quentinmetsys

Workshop or Circle of Quentin Metsys
Triptych of the Descent from the Cross
Oil on oak panel
Museu Nacional de Arte Antiga, Inv. 1285 Pint

The fluid movement of artists and designs between north and south during this period means that just because something looks Flemish doesn’t necessarily mean it is; unfortunately, ‘style’ is often the determinant factor in classifying the origin of artworks in museums as well as in literature. Production methods can help elucidate if not by who at least where an artwork was made. To this end, the research trip sponsored by ARTES Coll & Cortes allowed me to collect data on the different joinery methods used in 15th and 16th century panel painting. Specifically, I sought out works joined by perpendicular dowels. Internal dowels, the predominate joinery method found in the north, in some cases dictated by guild regulations, are less likely to disrupt the surface of the painting; perpendicular dowels, however, tend to protrude slightly to the surface over time and can often be discerned with the naked eye. Current research proposes that the latter joinery method was predominant exclusively in Portugal (though famously employed by Hugo van der Goes as well).

 

quentynmetsys2

Detail of figure 2

My preliminary investigations, however, yielded evidence that perpendicular dowels were utilized not only Portuguese panel paintings, but also in panels believed to be imported from Flanders. While it is too early to draw conclusions, the diversity of joinery methods observed suggest that either perpendicular dowels were not as uncommon to northern production as has been supposed or that certain works in Portuguese collections which have been classified as ‘Flemish’ were perhaps produced locally. I’m looking forward to delving in further!

 

 

 

 

 

Forthcoming publication: Nigel Glendinning, Goya and His Critics, new edited edition

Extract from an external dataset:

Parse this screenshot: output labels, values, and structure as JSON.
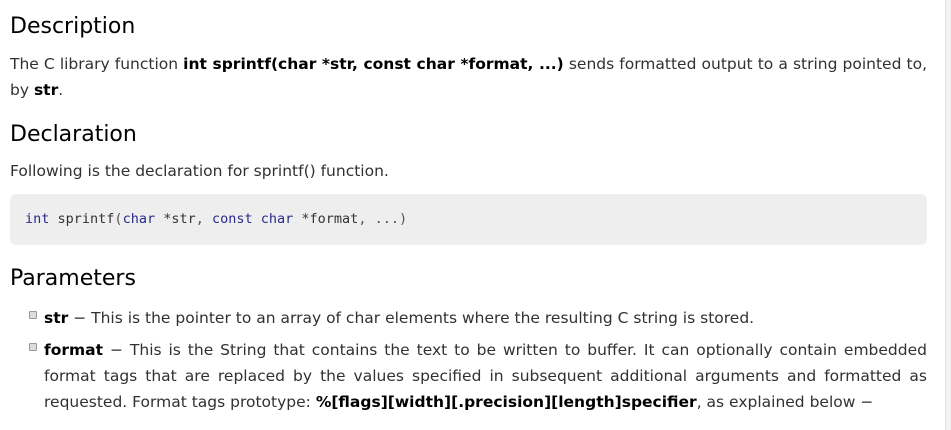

GoyaysucriticosNigel Glendinning (1929-2013) is remembered for his perceptive writings on Goya and for the range of his knowledge on the art and literature of 18th century Spain. He had a distinguished academic career at the universities of Southampton, Trinity College Dublin, and Queen Mary University of London. He was a Corresponding Member of the Real Academia de Bellas Artes de San Fernando, Madrid, and an Honorary Fellow of the Hispanic Society of America in New York, as well as the winner of the international Elio Antonio de Nebrija prize awarded by the University of Salamanca (2007). In 1998 he was created Commander of the Order of Isabel La Católica, an honour conferred on him by King Juan Carlos of Spain. In 2001 he contributed to the creation of ARTES and served the group as honorary president for more than ten years.

Glendinning’s work is celebrated in the forthcoming edited edition of his classic book, Goya and his critics (1977; revised Spanish edition 1983). The new volume, published by Ediciones Complutense, contains the text of the 1983 Spanish edition with a selection of Glendinning’s more recent essays on the topic. The editors, Sarah Symmons and Jesusa Vega, contributed two memoirs of Nigel as a Hispanic art historian, his contribution to Goya Studies and to Hispanic visual and literary culture. The publication also features a tribute by Valeriano Bozal.

Information on the book’s forthcoming launch will be published soon.